It all began with Hemingway, as so many things do. Specifically with The Sun Also Rises, or, as the Brits call it, Fiesta. The latter title being apposite, because part of what I carried away from that book in my youth was the sense that drinking wine was cool and sophisticated. And let's face it, this is one of the reasons we read books, especially in our youth, particularly books by Hemingway and Kerouac and Lawrence Durrell: to find out how to live and how to pose and where to travel and what to eat and drink and smoke along the way. Everybody in Hemingway's first novel is drinking wine. Not long after my vicarious adventures in Pam- plona, this sense of wine as an appurtenance of the well-lived life was reinforced by Evelyn Waugh's Brideshead Revisited, with Charles Ryder and Sebastian Flyte picturesquely draining the cel- lar at that estate over the course of a summer. I was so fixated on the wine and the scenery that I don't think I bothered to grasp the nature of their friendship. Not very Hemingwayesque, but again, for some reason I remember the wine . . .

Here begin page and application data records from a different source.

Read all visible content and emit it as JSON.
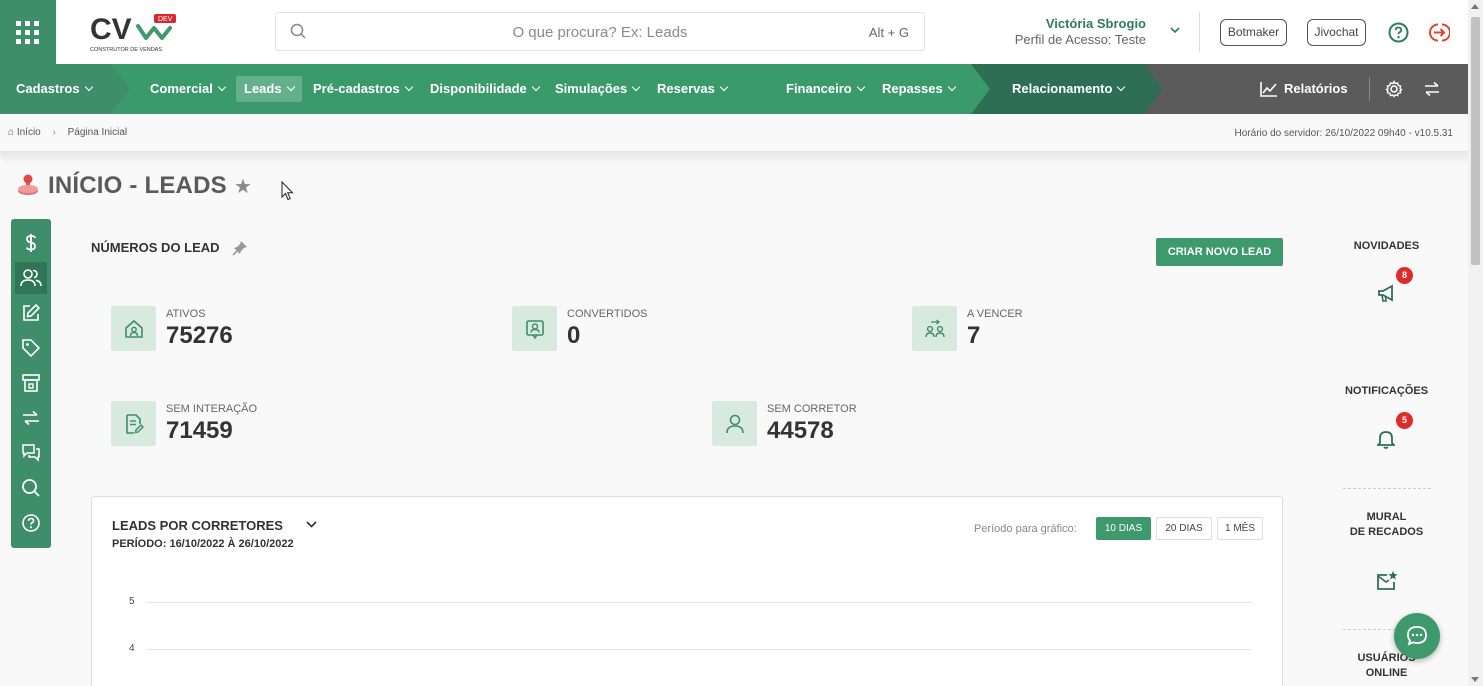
{
  "header": {
    "logo_main": "CV",
    "logo_badge": "DEV",
    "logo_sub": "CONSTRUTOR DE VENDAS",
    "search_placeholder": "O que procura? Ex: Leads",
    "search_shortcut": "Alt + G",
    "user_name": "Victória Sbrogio",
    "user_profile": "Perfil de Acesso: Teste",
    "btn_botmaker": "Botmaker",
    "btn_jivochat": "Jivochat"
  },
  "nav": {
    "items": [
      {
        "label": "Cadastros"
      },
      {
        "label": "Comercial"
      },
      {
        "label": "Leads"
      },
      {
        "label": "Pré-cadastros"
      },
      {
        "label": "Disponibilidade"
      },
      {
        "label": "Simulações"
      },
      {
        "label": "Reservas"
      },
      {
        "label": "Financeiro"
      },
      {
        "label": "Repasses"
      },
      {
        "label": "Relacionamento"
      }
    ],
    "reports": "Relatórios",
    "colors": {
      "primary": "#3e8e6a",
      "dark": "#2e6e55",
      "gray": "#5b5b5b"
    }
  },
  "breadcrumb": {
    "home": "Início",
    "current": "Página Inicial",
    "server_time": "Horário do servidor: 26/10/2022 09h40 - v10.5.31"
  },
  "page": {
    "title": "INÍCIO - LEADS"
  },
  "rail_icons": [
    "dollar-icon",
    "users-icon",
    "edit-icon",
    "tag-icon",
    "building-icon",
    "transfer-icon",
    "chat-icon",
    "search-icon",
    "help-icon"
  ],
  "numbers": {
    "title": "NÚMEROS DO LEAD",
    "new_lead_button": "CRIAR NOVO LEAD",
    "stats": [
      {
        "label": "ATIVOS",
        "value": "75276",
        "icon": "house-user-icon"
      },
      {
        "label": "CONVERTIDOS",
        "value": "0",
        "icon": "user-badge-icon"
      },
      {
        "label": "A VENCER",
        "value": "7",
        "icon": "users-swap-icon"
      },
      {
        "label": "SEM INTERAÇÃO",
        "value": "71459",
        "icon": "document-edit-icon"
      },
      {
        "label": "SEM CORRETOR",
        "value": "44578",
        "icon": "user-icon"
      }
    ]
  },
  "chart_card": {
    "title": "LEADS POR CORRETORES",
    "period": "PERÍODO: 16/10/2022 À 26/10/2022",
    "period_label": "Período para gráfico:",
    "period_options": [
      "10 DIAS",
      "20 DIAS",
      "1 MÊS"
    ],
    "period_selected": "10 DIAS"
  },
  "chart_data": {
    "type": "bar",
    "title": "LEADS POR CORRETORES",
    "y_ticks": [
      "5",
      "4"
    ],
    "ylim": [
      4,
      5
    ],
    "categories": [],
    "values": []
  },
  "right_panel": {
    "news": {
      "label": "NOVIDADES",
      "count": "8"
    },
    "notifications": {
      "label": "NOTIFICAÇÕES",
      "count": "5"
    },
    "board_line1": "MURAL",
    "board_line2": "DE RECADOS",
    "online_line1": "USUÁRIOS",
    "online_line2": "ONLINE"
  }
}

The fact that wine had no place on my parents' suburban dining table seemed to confirm its consumption as a mark of sophistication. They and their friends drank cocktails--martinis, Manhattans, old-fashioneds, and stingers. And when they drank enough of them, they behaved badly, especially when they were in their stingers period, though this didn't strike me as romantic or chic. Much later I realized they were acting like the people in John Cheever's stories, once I finally got around to reading them; in fact it took me years to appreciate his writing, in part because his characters resembled my parents and their friends.

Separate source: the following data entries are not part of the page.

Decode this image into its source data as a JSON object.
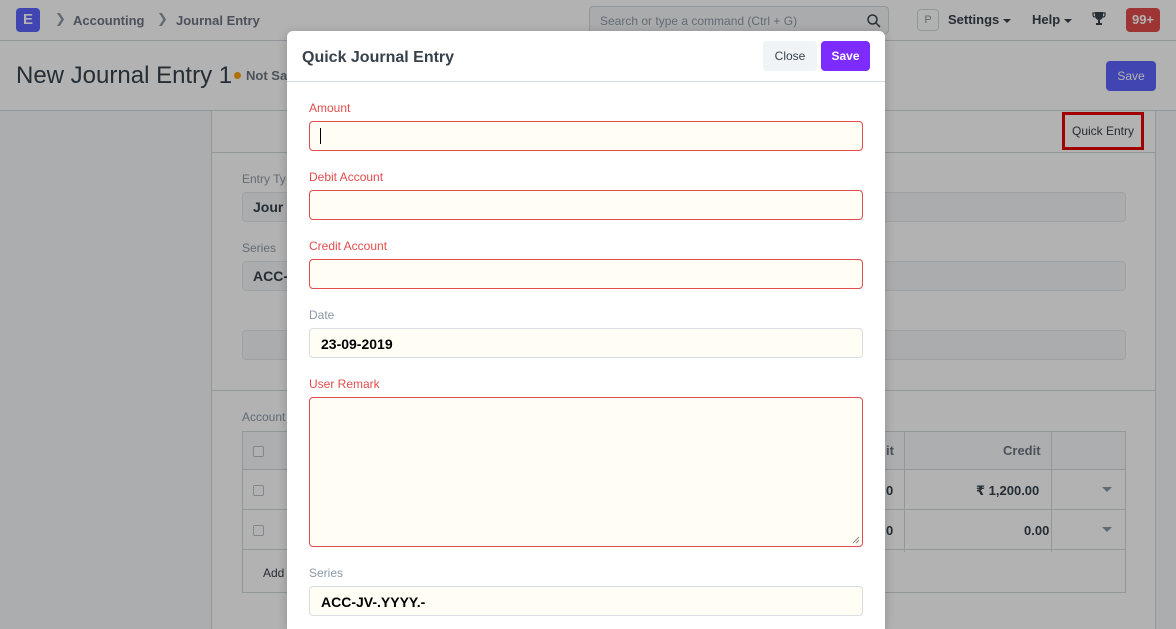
{
  "navbar": {
    "logo": "E",
    "breadcrumbs": [
      "Accounting",
      "Journal Entry"
    ],
    "search_placeholder": "Search or type a command (Ctrl + G)",
    "avatar_initial": "P",
    "settings_label": "Settings",
    "help_label": "Help",
    "notification_count": "99+"
  },
  "page": {
    "title": "New Journal Entry 1",
    "status": "Not Sa",
    "save_label": "Save"
  },
  "form": {
    "quick_entry_label": "Quick Entry",
    "entry_type_label": "Entry Ty",
    "entry_type_value": "Jour",
    "series_label": "Series",
    "series_value": "ACC-",
    "accounts_label": "Account",
    "grid": {
      "debit_header_fragment": "it",
      "credit_header": "Credit",
      "rows": [
        {
          "debit_fragment": "0",
          "credit": "₹ 1,200.00"
        },
        {
          "debit_fragment": "0",
          "credit": "0.00"
        }
      ],
      "add_row_label": "Add"
    }
  },
  "modal": {
    "title": "Quick Journal Entry",
    "close_label": "Close",
    "save_label": "Save",
    "fields": {
      "amount": {
        "label": "Amount",
        "value": ""
      },
      "debit_account": {
        "label": "Debit Account",
        "value": ""
      },
      "credit_account": {
        "label": "Credit Account",
        "value": ""
      },
      "date": {
        "label": "Date",
        "value": "23-09-2019"
      },
      "user_remark": {
        "label": "User Remark",
        "value": ""
      },
      "series": {
        "label": "Series",
        "value": "ACC-JV-.YYYY.-"
      }
    }
  },
  "colors": {
    "primary": "#5e64ff",
    "modal_save": "#7c2cff",
    "required": "#e24c4c",
    "highlight_box": "#e50000",
    "status_dot": "#ffa00a"
  }
}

Hemingway was a great fan of Spanish rosado, which might be why, on my very first date, at the age of sixteen, I ordered a bottle of Mateus rosé, the spritzy Portuguese pink that came in a Buddha-shaped bottle. Never have I felt quite so worldly as I did that night at the Log Cabin Restaurant in Lenox, Massachusetts, as I sniffed the cork and nodded to the waiter. Many of my college romances were initiated over a bottle of Châteauneuf-du-Pape, the only red wine whose name I could remember, but while lurching toward adulthood, I preferred quicker fixes, partly in the semicon- scious belief, suggested by so much of my reading, that the road of excess would lead to the palace of wisdom, that the pursuit of an artistic career as a writer required a strictly Dionysian regi- men. Manhattan in the early eighties was a congenial venue for this aesthetic program, especially if your role models included Baudelaire, Dylan Thomas, Keith Richards, and Tom Verlaine. I worked at menial editorial jobs and, briefly, as a fact-checker for The New Yorker as I did my best to infiltrate the downtown night- club scene, which I imagined to be the contemporary equivalent of Isherwood's Berlin or Lautrec's Montmartre.

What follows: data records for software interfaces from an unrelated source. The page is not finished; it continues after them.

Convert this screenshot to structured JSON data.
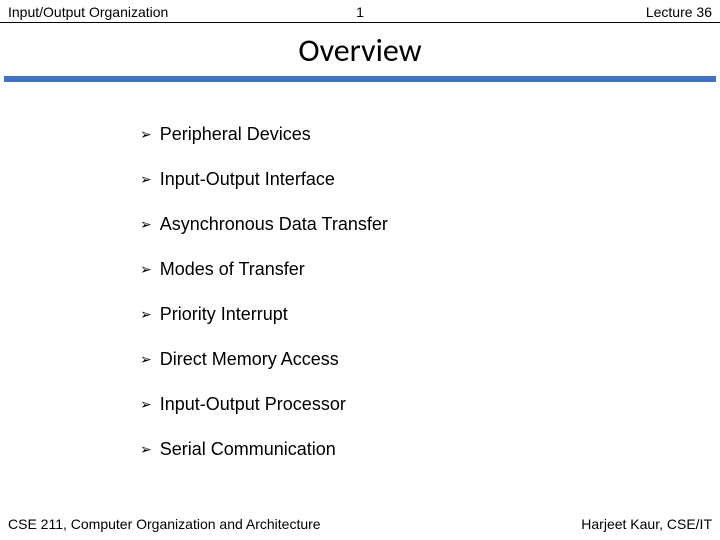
{
  "header": {
    "left": "Input/Output Organization",
    "center": "1",
    "right": "Lecture 36"
  },
  "title": "Overview",
  "bullets": {
    "item0": "Peripheral Devices",
    "item1": "Input-Output Interface",
    "item2": "Asynchronous Data Transfer",
    "item3": "Modes of Transfer",
    "item4": "Priority Interrupt",
    "item5": "Direct Memory Access",
    "item6": "Input-Output Processor",
    "item7": "Serial Communication"
  },
  "footer": {
    "left": "CSE 211, Computer Organization and Architecture",
    "right": "Harjeet Kaur, CSE/IT"
  }
}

Not long after I was fired by The New Yorker, I was awakened at the crack of 2:00 p.m. by a call from my best friend, who informed me that Raymond Carver was en route to my apartment. You could have knocked me over with a rolled-up twenty-dollar bill, several of which were lying on my bedside table. Jesus Christ! Raymond Carver on my doorstep? Granted, there was some context here: my best friend, Gary Fisketjon, a junior editor at Random House, had reviewed a chapbook by Carver for The Village Voice and, through his legendary champion Gordon Lish, had gotten to know him. (He would...